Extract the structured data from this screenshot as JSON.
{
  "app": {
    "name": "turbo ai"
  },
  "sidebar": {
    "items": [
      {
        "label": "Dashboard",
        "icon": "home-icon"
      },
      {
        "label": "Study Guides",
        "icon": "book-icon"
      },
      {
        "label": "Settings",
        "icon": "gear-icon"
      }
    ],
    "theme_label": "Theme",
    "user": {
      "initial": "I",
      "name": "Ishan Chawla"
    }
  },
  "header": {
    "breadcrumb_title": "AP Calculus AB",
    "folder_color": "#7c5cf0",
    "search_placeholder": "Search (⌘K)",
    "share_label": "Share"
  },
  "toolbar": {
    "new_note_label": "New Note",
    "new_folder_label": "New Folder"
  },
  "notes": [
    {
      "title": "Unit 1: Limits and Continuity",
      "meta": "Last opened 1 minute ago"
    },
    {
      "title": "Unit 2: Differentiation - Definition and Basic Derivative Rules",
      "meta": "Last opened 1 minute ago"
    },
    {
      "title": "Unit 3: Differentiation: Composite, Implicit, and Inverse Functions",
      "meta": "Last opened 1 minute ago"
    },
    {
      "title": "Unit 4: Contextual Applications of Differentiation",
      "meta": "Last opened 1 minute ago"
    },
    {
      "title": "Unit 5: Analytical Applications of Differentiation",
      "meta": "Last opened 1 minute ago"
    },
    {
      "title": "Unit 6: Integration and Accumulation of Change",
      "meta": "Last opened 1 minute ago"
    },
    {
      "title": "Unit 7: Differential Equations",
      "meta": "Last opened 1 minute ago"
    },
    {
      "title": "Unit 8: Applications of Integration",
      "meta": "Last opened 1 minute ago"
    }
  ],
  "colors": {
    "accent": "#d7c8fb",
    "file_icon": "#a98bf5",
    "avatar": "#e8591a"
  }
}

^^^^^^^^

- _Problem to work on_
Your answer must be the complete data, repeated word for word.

- _Answer box_
Extract the structured data from this screenshot as JSON.
{
  "app": {
    "name": "turbo ai"
  },
  "sidebar": {
    "items": [
      {
        "label": "Dashboard",
        "icon": "home-icon"
      },
      {
        "label": "Study Guides",
        "icon": "book-icon"
      },
      {
        "label": "Settings",
        "icon": "gear-icon"
      }
    ],
    "theme_label": "Theme",
    "user": {
      "initial": "I",
      "name": "Ishan Chawla"
    }
  },
  "header": {
    "breadcrumb_title": "AP Calculus AB",
    "folder_color": "#7c5cf0",
    "search_placeholder": "Search (⌘K)",
    "share_label": "Share"
  },
  "toolbar": {
    "new_note_label": "New Note",
    "new_folder_label": "New Folder"
  },
  "notes": [
    {
      "title": "Unit 1: Limits and Continuity",
      "meta": "Last opened 1 minute ago"
    },
    {
      "title": "Unit 2: Differentiation - Definition and Basic Derivative Rules",
      "meta": "Last opened 1 minute ago"
    },
    {
      "title": "Unit 3: Differentiation: Composite, Implicit, and Inverse Functions",
      "meta": "Last opened 1 minute ago"
    },
    {
      "title": "Unit 4: Contextual Applications of Differentiation",
      "meta": "Last opened 1 minute ago"
    },
    {
      "title": "Unit 5: Analytical Applications of Differentiation",
      "meta": "Last opened 1 minute ago"
    },
    {
      "title": "Unit 6: Integration and Accumulation of Change",
      "meta": "Last opened 1 minute ago"
    },
    {
      "title": "Unit 7: Differential Equations",
      "meta": "Last opened 1 minute ago"
    },
    {
      "title": "Unit 8: Applications of Integration",
      "meta": "Last opened 1 minute ago"
    }
  ],
  "colors": {
    "accent": "#d7c8fb",
    "file_icon": "#a98bf5",
    "avatar": "#e8591a"
  }
}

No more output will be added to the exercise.